(Available records)

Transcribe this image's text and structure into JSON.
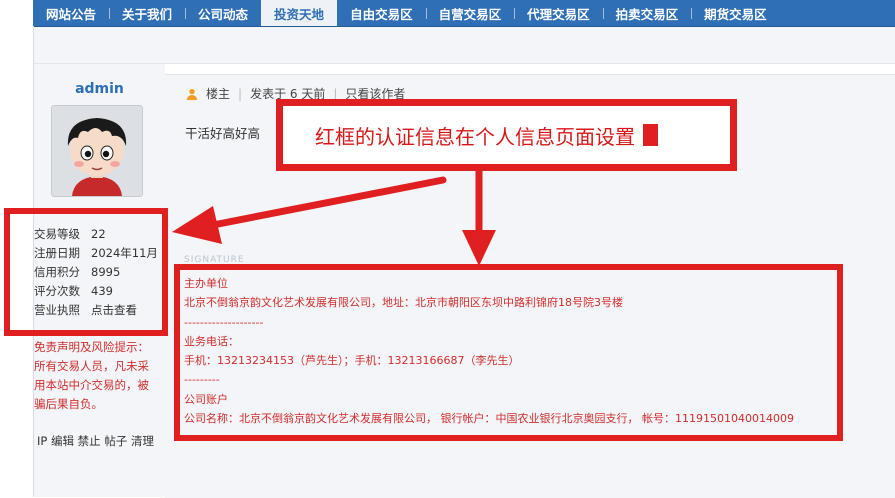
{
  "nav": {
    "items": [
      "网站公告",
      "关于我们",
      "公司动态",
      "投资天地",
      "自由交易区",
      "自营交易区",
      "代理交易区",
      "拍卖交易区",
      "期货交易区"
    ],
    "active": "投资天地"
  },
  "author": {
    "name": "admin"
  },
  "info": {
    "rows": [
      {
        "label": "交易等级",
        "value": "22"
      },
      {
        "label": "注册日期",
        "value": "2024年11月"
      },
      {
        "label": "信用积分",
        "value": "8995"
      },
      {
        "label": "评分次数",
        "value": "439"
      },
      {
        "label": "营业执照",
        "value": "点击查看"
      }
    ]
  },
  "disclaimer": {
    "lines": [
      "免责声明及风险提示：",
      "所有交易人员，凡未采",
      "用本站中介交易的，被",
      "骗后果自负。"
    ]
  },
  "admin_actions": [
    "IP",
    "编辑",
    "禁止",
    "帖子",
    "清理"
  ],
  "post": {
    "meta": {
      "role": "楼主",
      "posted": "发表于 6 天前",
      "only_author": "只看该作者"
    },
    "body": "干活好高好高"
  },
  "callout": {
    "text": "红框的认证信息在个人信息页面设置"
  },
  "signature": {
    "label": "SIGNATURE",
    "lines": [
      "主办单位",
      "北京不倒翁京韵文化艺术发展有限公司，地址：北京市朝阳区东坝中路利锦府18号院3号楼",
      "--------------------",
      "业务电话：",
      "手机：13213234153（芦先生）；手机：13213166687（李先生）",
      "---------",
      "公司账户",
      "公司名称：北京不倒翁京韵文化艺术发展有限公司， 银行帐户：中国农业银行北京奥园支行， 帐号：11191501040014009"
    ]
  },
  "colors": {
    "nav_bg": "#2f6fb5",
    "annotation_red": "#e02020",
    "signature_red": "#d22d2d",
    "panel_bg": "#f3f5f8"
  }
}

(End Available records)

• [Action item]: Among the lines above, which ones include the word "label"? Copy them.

• [Task result]:
        "label": "交易等级",
        "label": "注册日期",
        "label": "信用积分",
        "label": "评分次数",
        "label": "营业执照",
    "label": "SIGNATURE",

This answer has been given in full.